The Worst and the Best Companies
Guest Blogger: Ellen Rohr
According to an American Management Service, Inc. survey compilation, http://www.amserv.com/familystatistics.html …
- Family businesses comprise 90 percent of all business enterprises in North America.
- Only 30% of family owned businesses survive to the second generation, 12% to the third, and 3% to the fourth.
- Of CEOs due to retire within 5 years, 55% have not yet chosen their replacement.
According to my experience, the best companies I know are family businesses and the worst companies are family businesses. When it works, you have aligned team members building on solid, functional, trusting relationships. Communication is streamlined. And there is the pride of creating a legacy of opportunity and wealth.
When a family business doesn’t work, it’s awful. Unresolved family issues (“Dad always liked you best!”) sabotage communication and production. Unqualified offspring are hired and are given a pass when it comes to policies and procedures.

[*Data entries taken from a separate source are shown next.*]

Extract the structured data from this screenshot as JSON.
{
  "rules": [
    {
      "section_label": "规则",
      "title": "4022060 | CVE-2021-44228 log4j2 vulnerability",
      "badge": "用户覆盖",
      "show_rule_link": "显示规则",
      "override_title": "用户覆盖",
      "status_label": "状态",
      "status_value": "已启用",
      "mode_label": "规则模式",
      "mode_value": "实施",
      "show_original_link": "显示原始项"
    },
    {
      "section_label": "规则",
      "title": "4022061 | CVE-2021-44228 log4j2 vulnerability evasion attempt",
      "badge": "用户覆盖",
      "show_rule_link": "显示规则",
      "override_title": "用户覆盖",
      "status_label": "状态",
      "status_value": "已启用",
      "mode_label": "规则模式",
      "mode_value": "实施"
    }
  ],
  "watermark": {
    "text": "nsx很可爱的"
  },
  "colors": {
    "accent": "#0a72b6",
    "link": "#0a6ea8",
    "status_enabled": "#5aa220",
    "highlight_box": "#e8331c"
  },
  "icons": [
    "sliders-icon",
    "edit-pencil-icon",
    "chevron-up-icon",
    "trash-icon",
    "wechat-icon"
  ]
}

Here are tips for putting the “fun” in dysfunctional family business….
- Have the conversation. Could you gather the family/business members together for a day, or a half day, and ask this question? Answer individually, then share your answers.
- “What do I want to be and do and have?”

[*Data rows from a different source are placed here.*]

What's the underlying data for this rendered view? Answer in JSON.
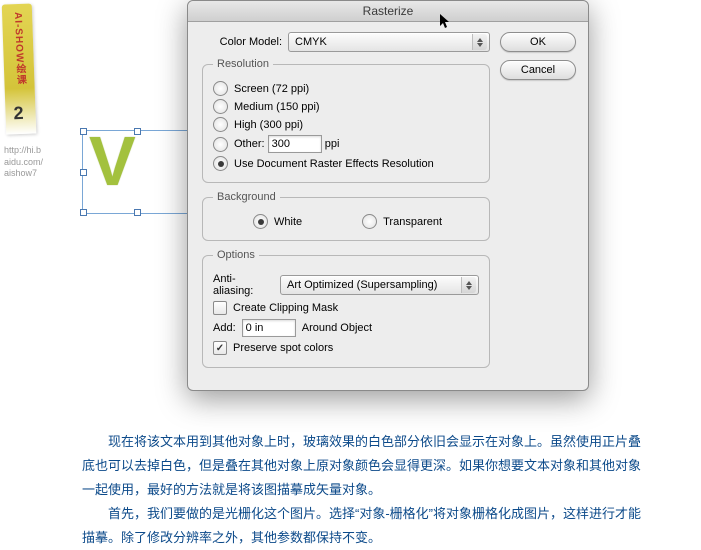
{
  "sidebar": {
    "ribbon_text": "AI-SHOW绘课",
    "ribbon_number": "2",
    "url_line1": "http://hi.b",
    "url_line2": "aidu.com/",
    "url_line3": "aishow7"
  },
  "artwork": {
    "letter": "V"
  },
  "dialog": {
    "title": "Rasterize",
    "color_model_label": "Color Model:",
    "color_model_value": "CMYK",
    "resolution": {
      "legend": "Resolution",
      "screen": "Screen (72 ppi)",
      "medium": "Medium (150 ppi)",
      "high": "High (300 ppi)",
      "other_label": "Other:",
      "other_value": "300",
      "other_unit": "ppi",
      "use_doc": "Use Document Raster Effects Resolution"
    },
    "background": {
      "legend": "Background",
      "white": "White",
      "transparent": "Transparent"
    },
    "options": {
      "legend": "Options",
      "aa_label": "Anti-aliasing:",
      "aa_value": "Art Optimized (Supersampling)",
      "clip_mask": "Create Clipping Mask",
      "add_label": "Add:",
      "add_value": "0 in",
      "around": "Around Object",
      "preserve": "Preserve spot colors"
    },
    "buttons": {
      "ok": "OK",
      "cancel": "Cancel"
    }
  },
  "body_text": {
    "p1": "现在将该文本用到其他对象上时，玻璃效果的白色部分依旧会显示在对象上。虽然使用正片叠底也可以去掉白色，但是叠在其他对象上原对象颜色会显得更深。如果你想要文本对象和其他对象一起使用，最好的方法就是将该图描摹成矢量对象。",
    "p2": "首先，我们要做的是光栅化这个图片。选择“对象-栅格化”将对象栅格化成图片，这样进行才能描摹。除了修改分辨率之外，其他参数都保持不变。"
  }
}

- If you don’t trust that you could meet peacefully as suggested above, invite a counselor or spiritual leader to facilitate the meeting…and keep things civil.
- Commit to an Organizational Chart. Clarify who reports to whom and who is in charge. Map it out.

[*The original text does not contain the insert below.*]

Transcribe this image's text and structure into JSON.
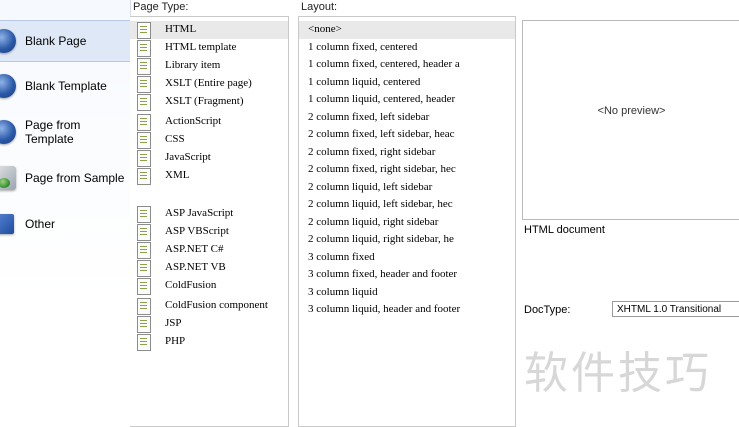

- Then, create a short bulleted list of responsibilities for each position on the Organizational Chart.
- There can be only one person at the top. Someone must make the call and set the sail. Is it you? Lay claim to your position. Be the leader. Is it someone else? Embrace him or her as the leader. There are advantages to being the captain as well as the lieutenant.
- Put a business plan together. The tips above will help you get started. Gather the family members together again. Write down what you want…as a family, as a business. Who does what. Why. Who wants what you have to offer. How much to charge. How will you market and sell it. How will you make good on your promises. What actions will help you do this.
- Put the pages in a binder. Now, you have moved your ideas from thought-form to physical-form. That’s a powerful step.
- You can do this in a weekend. Check out The Weekend Biz Plan.
- Choose to stay or go. You don’t have to work in the family business. Really. You could go elsewhere. After the initial upset, you will probably still get invited to Thanksgiving dinner.
- If you choose to stay, be there. Be all in. No more sitting on the fence, whining, complaining or wishing.
- Put “buy sells” together and get “key man” insurance. At some point, someone is going to want out or need an exit. Plan so that family members can leave without collapsing the business or the bank account.
- Let go of the worst and move towards the best. You could just set the baggage down. You could let the old wounds heal.
Don’t wait for her to change. Don’t wait for him to die. Decide now that you are going to live your best life, and – perhaps – create your “best” family business.
Ellen Rohr – The Plumber’s Wife turned Business Makeover Expert®
Once upon a time, Ellen got involved in her husband’s company after his partner died unexpectedly. Boy was she humbled! It seemed like lots of money was moving through the company, but at the end of the month there was never any money left. Thankfully, Ellen found terrific mentors, savvy contractors who taught her how to keep score in business, how to put a simple business plan together and how to make money.
Ellen started Bare Bones Biz, a venture capital and consulting company in 1995 to help folks of all ages turn their big ideas into successful businesses. Ellen is also a successful franchisor, helping launch a plumbing franchise to 47 locations and $40 million in sales in under 2 years. Ellen is currently the president of Zoom Drain and Sewer, LLC since 2014.
Ellen has appeared on television over 50 times sharing Business Tips. She is also a columnist for Huffington Post, PHC News, and a contributor to many business journals and trade magazines. She takes ordinarily dry-as-dust business basics and makes them simple and fun. Ellen is also the author of four business basics books: Where Did the Money Go?, How Much Should I Charge?, The Bare Bones Biz Plan and The Weekend Biz Plan.